- Exercise description -
Word for word, copy out the data below, omitting pictures.

[Records for the task Boundary: Start]

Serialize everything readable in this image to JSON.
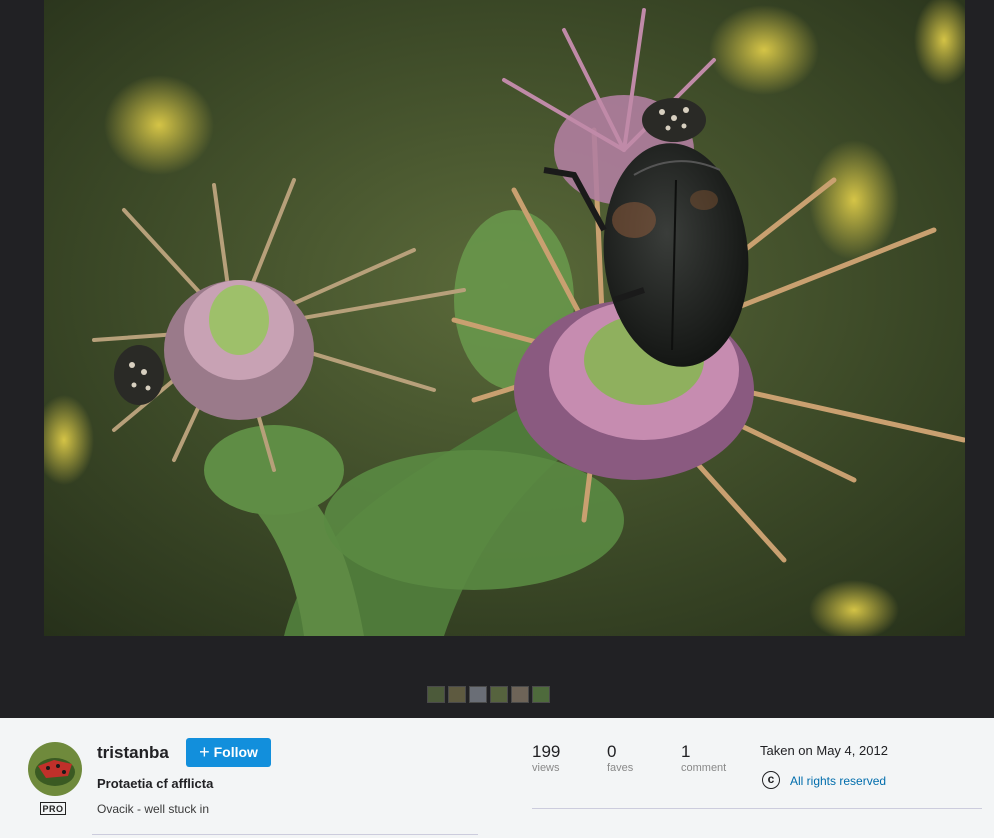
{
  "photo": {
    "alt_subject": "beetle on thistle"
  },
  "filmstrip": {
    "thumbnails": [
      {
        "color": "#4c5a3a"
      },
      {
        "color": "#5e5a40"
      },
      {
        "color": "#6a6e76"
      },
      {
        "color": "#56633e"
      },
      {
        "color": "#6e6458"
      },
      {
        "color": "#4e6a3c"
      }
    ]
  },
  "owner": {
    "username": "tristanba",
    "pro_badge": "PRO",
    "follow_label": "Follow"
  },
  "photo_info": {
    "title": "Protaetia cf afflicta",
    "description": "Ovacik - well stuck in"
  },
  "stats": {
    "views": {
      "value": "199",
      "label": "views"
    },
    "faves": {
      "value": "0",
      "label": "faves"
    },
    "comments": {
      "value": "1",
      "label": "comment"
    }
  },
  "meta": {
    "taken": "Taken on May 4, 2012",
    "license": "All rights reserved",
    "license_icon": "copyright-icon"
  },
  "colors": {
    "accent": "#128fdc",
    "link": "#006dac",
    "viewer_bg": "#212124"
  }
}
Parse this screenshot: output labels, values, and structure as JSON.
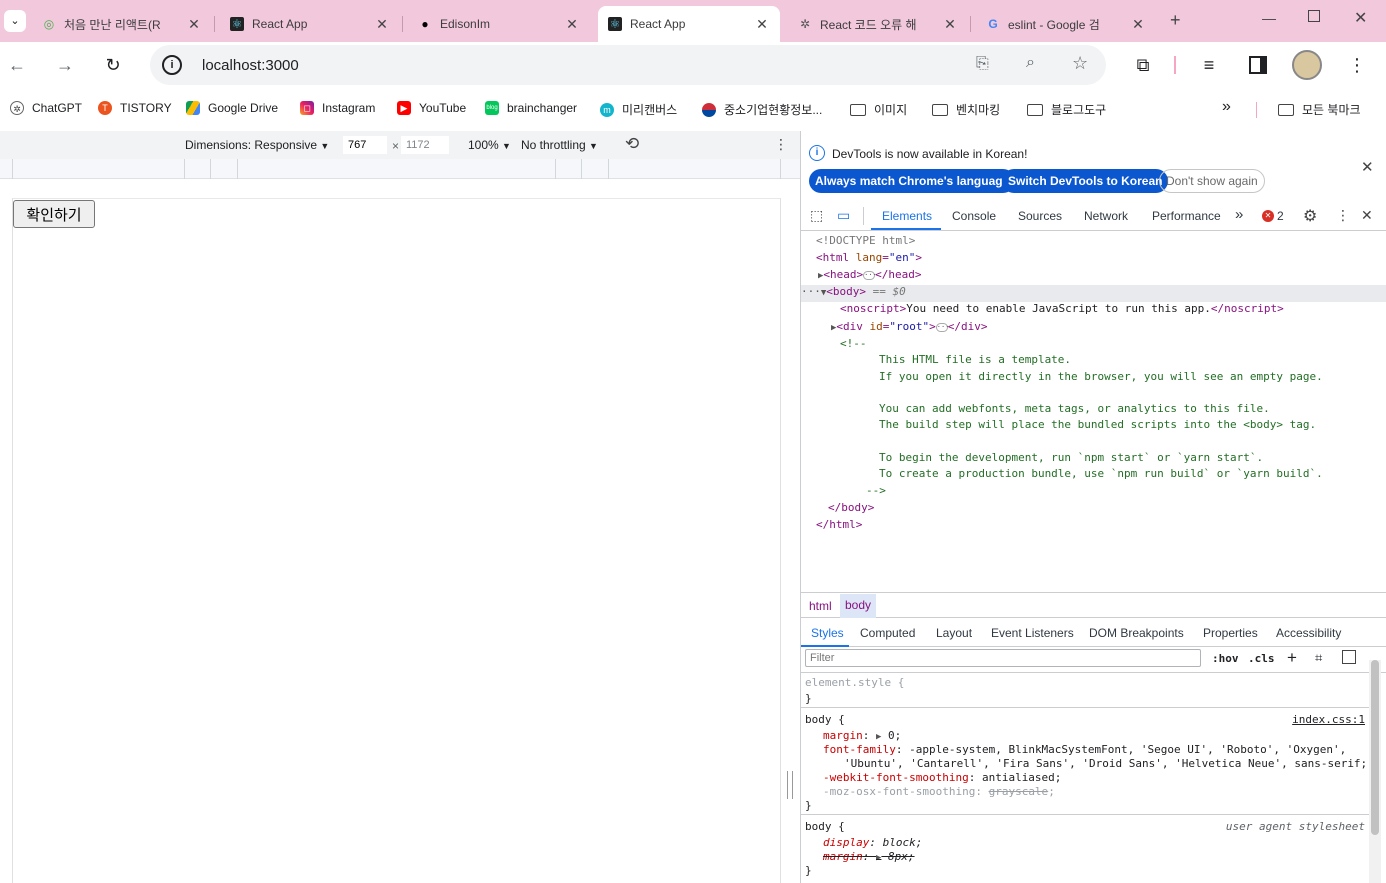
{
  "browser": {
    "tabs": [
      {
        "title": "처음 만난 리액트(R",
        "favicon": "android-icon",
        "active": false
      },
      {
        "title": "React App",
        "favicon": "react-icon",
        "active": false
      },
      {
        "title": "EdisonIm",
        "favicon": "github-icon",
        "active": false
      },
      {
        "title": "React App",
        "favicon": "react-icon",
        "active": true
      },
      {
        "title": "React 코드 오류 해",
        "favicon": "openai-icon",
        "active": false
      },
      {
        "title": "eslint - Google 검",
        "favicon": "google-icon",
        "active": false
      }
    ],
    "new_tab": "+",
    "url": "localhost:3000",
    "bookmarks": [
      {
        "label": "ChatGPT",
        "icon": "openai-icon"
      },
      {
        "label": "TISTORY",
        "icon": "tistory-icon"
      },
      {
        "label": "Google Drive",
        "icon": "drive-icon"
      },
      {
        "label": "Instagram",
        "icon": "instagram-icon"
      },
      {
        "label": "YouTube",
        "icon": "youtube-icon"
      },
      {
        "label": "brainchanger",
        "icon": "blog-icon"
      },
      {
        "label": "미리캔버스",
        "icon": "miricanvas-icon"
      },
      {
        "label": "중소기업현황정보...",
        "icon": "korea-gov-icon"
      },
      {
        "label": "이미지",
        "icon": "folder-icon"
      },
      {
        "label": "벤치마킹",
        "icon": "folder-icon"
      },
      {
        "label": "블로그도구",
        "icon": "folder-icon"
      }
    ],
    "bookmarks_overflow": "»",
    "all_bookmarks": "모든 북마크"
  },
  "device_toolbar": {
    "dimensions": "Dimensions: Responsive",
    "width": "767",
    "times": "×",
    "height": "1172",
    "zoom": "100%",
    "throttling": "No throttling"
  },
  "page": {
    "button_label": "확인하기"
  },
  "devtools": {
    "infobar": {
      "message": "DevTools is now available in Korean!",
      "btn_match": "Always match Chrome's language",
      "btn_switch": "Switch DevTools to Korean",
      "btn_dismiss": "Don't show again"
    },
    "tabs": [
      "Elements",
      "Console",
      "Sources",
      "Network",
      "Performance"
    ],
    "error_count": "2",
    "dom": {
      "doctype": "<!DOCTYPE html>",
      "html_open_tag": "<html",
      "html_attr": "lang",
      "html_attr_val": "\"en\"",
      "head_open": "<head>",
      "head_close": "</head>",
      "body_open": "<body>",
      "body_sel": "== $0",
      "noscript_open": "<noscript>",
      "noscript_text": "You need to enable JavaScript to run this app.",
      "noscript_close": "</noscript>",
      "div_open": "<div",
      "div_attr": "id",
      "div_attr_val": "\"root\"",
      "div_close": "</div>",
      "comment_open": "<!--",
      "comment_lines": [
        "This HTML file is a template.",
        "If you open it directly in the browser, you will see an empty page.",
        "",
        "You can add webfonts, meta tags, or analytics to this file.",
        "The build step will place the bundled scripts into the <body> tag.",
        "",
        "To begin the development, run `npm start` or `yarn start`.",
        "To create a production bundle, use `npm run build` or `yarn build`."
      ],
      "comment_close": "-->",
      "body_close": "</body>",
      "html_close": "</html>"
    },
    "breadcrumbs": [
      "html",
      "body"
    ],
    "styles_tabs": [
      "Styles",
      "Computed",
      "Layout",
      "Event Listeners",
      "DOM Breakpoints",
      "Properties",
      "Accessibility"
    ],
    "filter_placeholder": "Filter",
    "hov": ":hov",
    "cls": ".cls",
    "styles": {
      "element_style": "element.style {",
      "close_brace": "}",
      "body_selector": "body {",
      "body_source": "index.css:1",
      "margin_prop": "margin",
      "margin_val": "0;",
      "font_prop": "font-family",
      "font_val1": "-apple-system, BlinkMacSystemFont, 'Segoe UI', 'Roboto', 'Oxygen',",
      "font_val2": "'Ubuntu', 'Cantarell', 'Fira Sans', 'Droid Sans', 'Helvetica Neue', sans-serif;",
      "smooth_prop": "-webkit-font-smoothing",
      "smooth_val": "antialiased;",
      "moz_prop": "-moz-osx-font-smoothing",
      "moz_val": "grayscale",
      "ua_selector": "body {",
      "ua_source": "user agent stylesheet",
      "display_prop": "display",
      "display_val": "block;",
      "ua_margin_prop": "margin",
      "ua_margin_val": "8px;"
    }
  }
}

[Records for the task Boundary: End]

- Task output -
Serialize everything readable in this image to JSON.
{
  "photo": {
    "alt_subject": "beetle on thistle"
  },
  "filmstrip": {
    "thumbnails": [
      {
        "color": "#4c5a3a"
      },
      {
        "color": "#5e5a40"
      },
      {
        "color": "#6a6e76"
      },
      {
        "color": "#56633e"
      },
      {
        "color": "#6e6458"
      },
      {
        "color": "#4e6a3c"
      }
    ]
  },
  "owner": {
    "username": "tristanba",
    "pro_badge": "PRO",
    "follow_label": "Follow"
  },
  "photo_info": {
    "title": "Protaetia cf afflicta",
    "description": "Ovacik - well stuck in"
  },
  "stats": {
    "views": {
      "value": "199",
      "label": "views"
    },
    "faves": {
      "value": "0",
      "label": "faves"
    },
    "comments": {
      "value": "1",
      "label": "comment"
    }
  },
  "meta": {
    "taken": "Taken on May 4, 2012",
    "license": "All rights reserved",
    "license_icon": "copyright-icon"
  },
  "colors": {
    "accent": "#128fdc",
    "link": "#006dac",
    "viewer_bg": "#212124"
  }
}
Parse this screenshot: output labels, values, and structure as JSON.
{
  "browser": {
    "tabs": [
      {
        "title": "처음 만난 리액트(R",
        "favicon": "android-icon",
        "active": false
      },
      {
        "title": "React App",
        "favicon": "react-icon",
        "active": false
      },
      {
        "title": "EdisonIm",
        "favicon": "github-icon",
        "active": false
      },
      {
        "title": "React App",
        "favicon": "react-icon",
        "active": true
      },
      {
        "title": "React 코드 오류 해",
        "favicon": "openai-icon",
        "active": false
      },
      {
        "title": "eslint - Google 검",
        "favicon": "google-icon",
        "active": false
      }
    ],
    "new_tab": "+",
    "url": "localhost:3000",
    "bookmarks": [
      {
        "label": "ChatGPT",
        "icon": "openai-icon"
      },
      {
        "label": "TISTORY",
        "icon": "tistory-icon"
      },
      {
        "label": "Google Drive",
        "icon": "drive-icon"
      },
      {
        "label": "Instagram",
        "icon": "instagram-icon"
      },
      {
        "label": "YouTube",
        "icon": "youtube-icon"
      },
      {
        "label": "brainchanger",
        "icon": "blog-icon"
      },
      {
        "label": "미리캔버스",
        "icon": "miricanvas-icon"
      },
      {
        "label": "중소기업현황정보...",
        "icon": "korea-gov-icon"
      },
      {
        "label": "이미지",
        "icon": "folder-icon"
      },
      {
        "label": "벤치마킹",
        "icon": "folder-icon"
      },
      {
        "label": "블로그도구",
        "icon": "folder-icon"
      }
    ],
    "bookmarks_overflow": "»",
    "all_bookmarks": "모든 북마크"
  },
  "device_toolbar": {
    "dimensions": "Dimensions: Responsive",
    "width": "767",
    "times": "×",
    "height": "1172",
    "zoom": "100%",
    "throttling": "No throttling"
  },
  "page": {
    "button_label": "확인하기"
  },
  "devtools": {
    "infobar": {
      "message": "DevTools is now available in Korean!",
      "btn_match": "Always match Chrome's language",
      "btn_switch": "Switch DevTools to Korean",
      "btn_dismiss": "Don't show again"
    },
    "tabs": [
      "Elements",
      "Console",
      "Sources",
      "Network",
      "Performance"
    ],
    "error_count": "2",
    "dom": {
      "doctype": "<!DOCTYPE html>",
      "html_open_tag": "<html",
      "html_attr": "lang",
      "html_attr_val": "\"en\"",
      "head_open": "<head>",
      "head_close": "</head>",
      "body_open": "<body>",
      "body_sel": "== $0",
      "noscript_open": "<noscript>",
      "noscript_text": "You need to enable JavaScript to run this app.",
      "noscript_close": "</noscript>",
      "div_open": "<div",
      "div_attr": "id",
      "div_attr_val": "\"root\"",
      "div_close": "</div>",
      "comment_open": "<!--",
      "comment_lines": [
        "This HTML file is a template.",
        "If you open it directly in the browser, you will see an empty page.",
        "",
        "You can add webfonts, meta tags, or analytics to this file.",
        "The build step will place the bundled scripts into the <body> tag.",
        "",
        "To begin the development, run `npm start` or `yarn start`.",
        "To create a production bundle, use `npm run build` or `yarn build`."
      ],
      "comment_close": "-->",
      "body_close": "</body>",
      "html_close": "</html>"
    },
    "breadcrumbs": [
      "html",
      "body"
    ],
    "styles_tabs": [
      "Styles",
      "Computed",
      "Layout",
      "Event Listeners",
      "DOM Breakpoints",
      "Properties",
      "Accessibility"
    ],
    "filter_placeholder": "Filter",
    "hov": ":hov",
    "cls": ".cls",
    "styles": {
      "element_style": "element.style {",
      "close_brace": "}",
      "body_selector": "body {",
      "body_source": "index.css:1",
      "margin_prop": "margin",
      "margin_val": "0;",
      "font_prop": "font-family",
      "font_val1": "-apple-system, BlinkMacSystemFont, 'Segoe UI', 'Roboto', 'Oxygen',",
      "font_val2": "'Ubuntu', 'Cantarell', 'Fira Sans', 'Droid Sans', 'Helvetica Neue', sans-serif;",
      "smooth_prop": "-webkit-font-smoothing",
      "smooth_val": "antialiased;",
      "moz_prop": "-moz-osx-font-smoothing",
      "moz_val": "grayscale",
      "ua_selector": "body {",
      "ua_source": "user agent stylesheet",
      "display_prop": "display",
      "display_val": "block;",
      "ua_margin_prop": "margin",
      "ua_margin_val": "8px;"
    }
  }
}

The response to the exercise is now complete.